How is any of that different from the government requiring a therapist to take on clients and tell them things that therapist does not believe and in fact may believe is wrong or dangerous? Or let's consider a possible unintended outcome here: a court determines that a therapist can be obligated to accept gay or transgender clients under a state's antidiscrimination laws, but the state cannot compel the therapist to espouse positions with which he or she does not agree. Who does this even help? Certainly not the gay or transgender client.
The Tennessean notes that the reason why the state felt the need to pass this law in the first place is because Tennessee incorporates the American Counseling Association's (ACA) ethics rules into its regulations for therapists. The ACA (which opposes this law) updated its ethics rules in 2014 to prohibit referring clients to other therapists for discriminatory reasons.
Perhaps what Tennessee should be doing here is considering whether it's appropriate in the first place for the state to tie the legal right to practice an occupation with the rules set up by a private association (with its own agendas) within that occupation. The position the ACA holds sets up an easy, voluntary solution.

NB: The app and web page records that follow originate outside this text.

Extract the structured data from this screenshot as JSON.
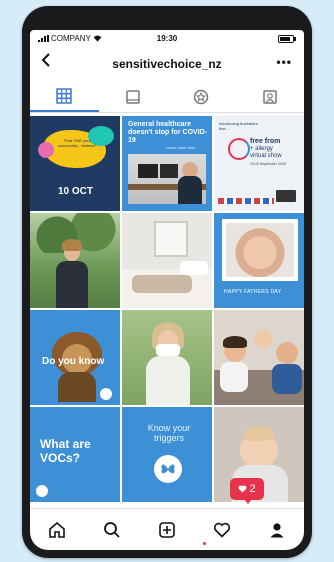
{
  "status": {
    "carrier": "COMPANY",
    "time": "19:30"
  },
  "header": {
    "username": "sensitivechoice_nz",
    "more": "•••"
  },
  "posts": {
    "p1": {
      "quote": "\"Find ONE your community... Asthma\"",
      "date": "10 OCT"
    },
    "p2": {
      "title": "General healthcare doesn't stop for COVID-19",
      "sub": "Learn more here"
    },
    "p3": {
      "intro": "Introducing Australia's first...",
      "free": "free from",
      "allergy": "+ allergy",
      "show": "virtual show",
      "date": "19-20 September 2020"
    },
    "p6": {
      "caption": "HAPPY FATHERS DAY"
    },
    "p7": {
      "title": "Do you know"
    },
    "p10": {
      "title": "What are VOCs?"
    },
    "p11": {
      "title": "Know your triggers"
    }
  },
  "notification": {
    "count": "2"
  },
  "colors": {
    "brand_blue": "#3d8fd6",
    "accent_red": "#e8314a",
    "tab_active": "#3a7bd5"
  }
}
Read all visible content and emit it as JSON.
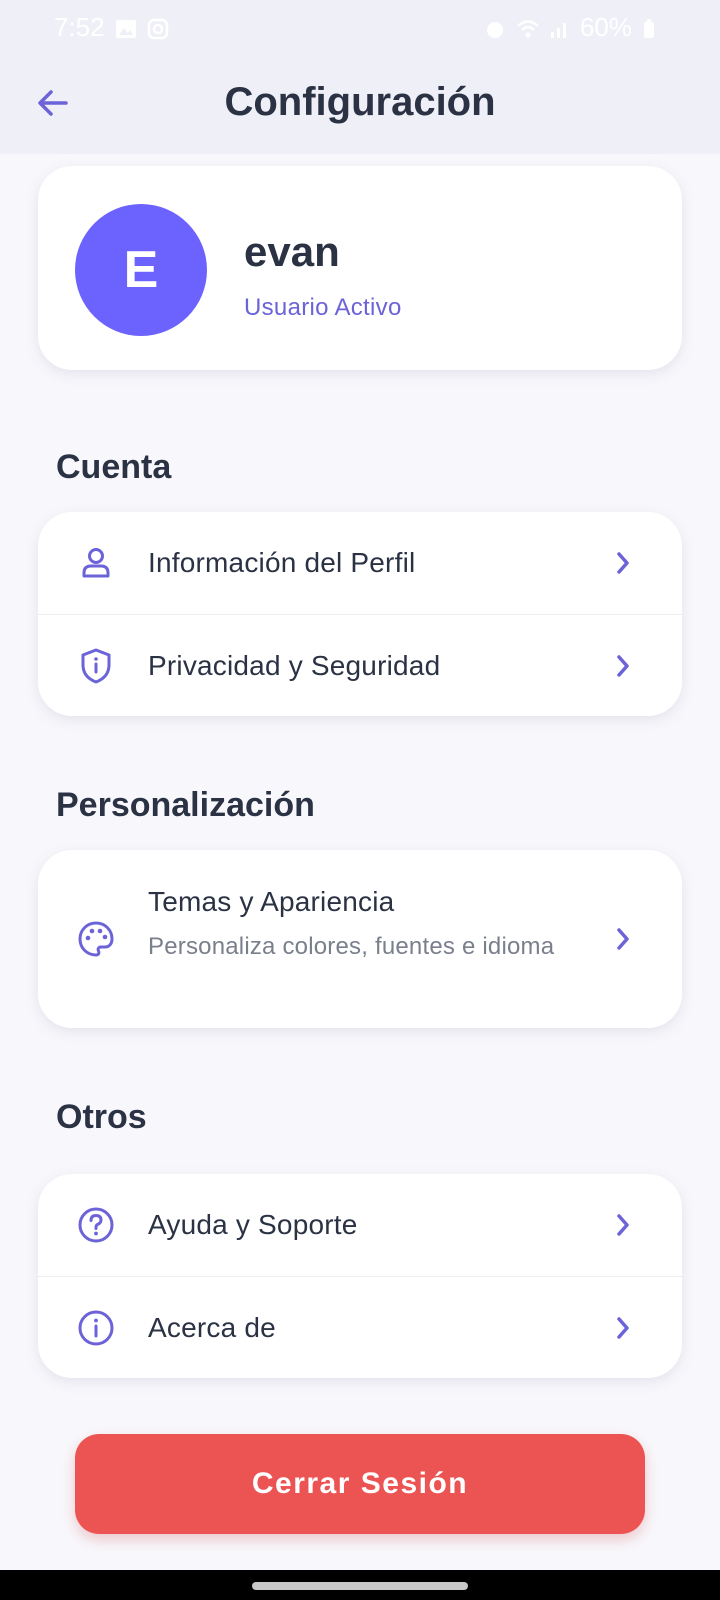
{
  "status_bar": {
    "time": "7:52",
    "battery": "60%",
    "icons": [
      "image-icon",
      "instagram-icon",
      "alarm-icon",
      "wifi-icon",
      "signal-icon",
      "battery-icon"
    ]
  },
  "header": {
    "title": "Configuración",
    "back_icon": "arrow-left-icon"
  },
  "profile": {
    "initial": "E",
    "name": "evan",
    "status": "Usuario Activo"
  },
  "sections": [
    {
      "title": "Cuenta",
      "items": [
        {
          "label": "Información del Perfil",
          "icon": "user-icon"
        },
        {
          "label": "Privacidad y Seguridad",
          "icon": "shield-icon"
        }
      ]
    },
    {
      "title": "Personalización",
      "items": [
        {
          "label": "Temas y Apariencia",
          "sublabel": "Personaliza colores, fuentes e idioma",
          "icon": "palette-icon"
        }
      ]
    },
    {
      "title": "Otros",
      "items": [
        {
          "label": "Ayuda y Soporte",
          "icon": "help-circle-icon"
        },
        {
          "label": "Acerca de",
          "icon": "info-circle-icon"
        }
      ]
    }
  ],
  "logout": {
    "label": "Cerrar Sesión"
  },
  "colors": {
    "accent": "#6c63ff",
    "danger": "#ec5454",
    "text": "#2a3244",
    "header_bg": "#efeff7"
  }
}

The ACA has every right to set up ethical guidelines and require that its members follow them. Those who don't want to follow those rules do not get to be a member of the ACA. This is a completely separate matter from whether an individual should be allowed to practice therapy under Tennessee law.
Then the ACA can promote the fact that their members do not discriminate. People looking for counseling on gay or transgender issues will then know that when they select somebody who is a member of the ACA, they'll find a supportive therapist. The Tennessean even notes that some activists are setting up an initiative for counselors to sign up and indicate that they won't discriminate. I bet they're going to find plenty of them.
Finally, I suspect that the outcome people want but are reluctant to actually say out loud is that they don't want people to hold these anti-gay, anti-transgender attitudes at all, and if they do, they should be forbidden from being therapists, period. That's a very blinkered, simplistic attitude toward a field of work that provides a wide spread of counseling treatments. That a particular therapist is not a good choice for a gay or transgender teen to seek counseling does not mean that therapist isn't great at other types of treatment in the field for other people. It's a needlessly reductive attitude. Let a thousand therapists bloom and leave it to citizens to find the ones that fit them best.
There is no reason for this conflict to even be happening at all. The government should not be playing a role in determining the circumstances by which therapists take on clients and it should most clearly and obviously not be determining what therapists say in their sessions.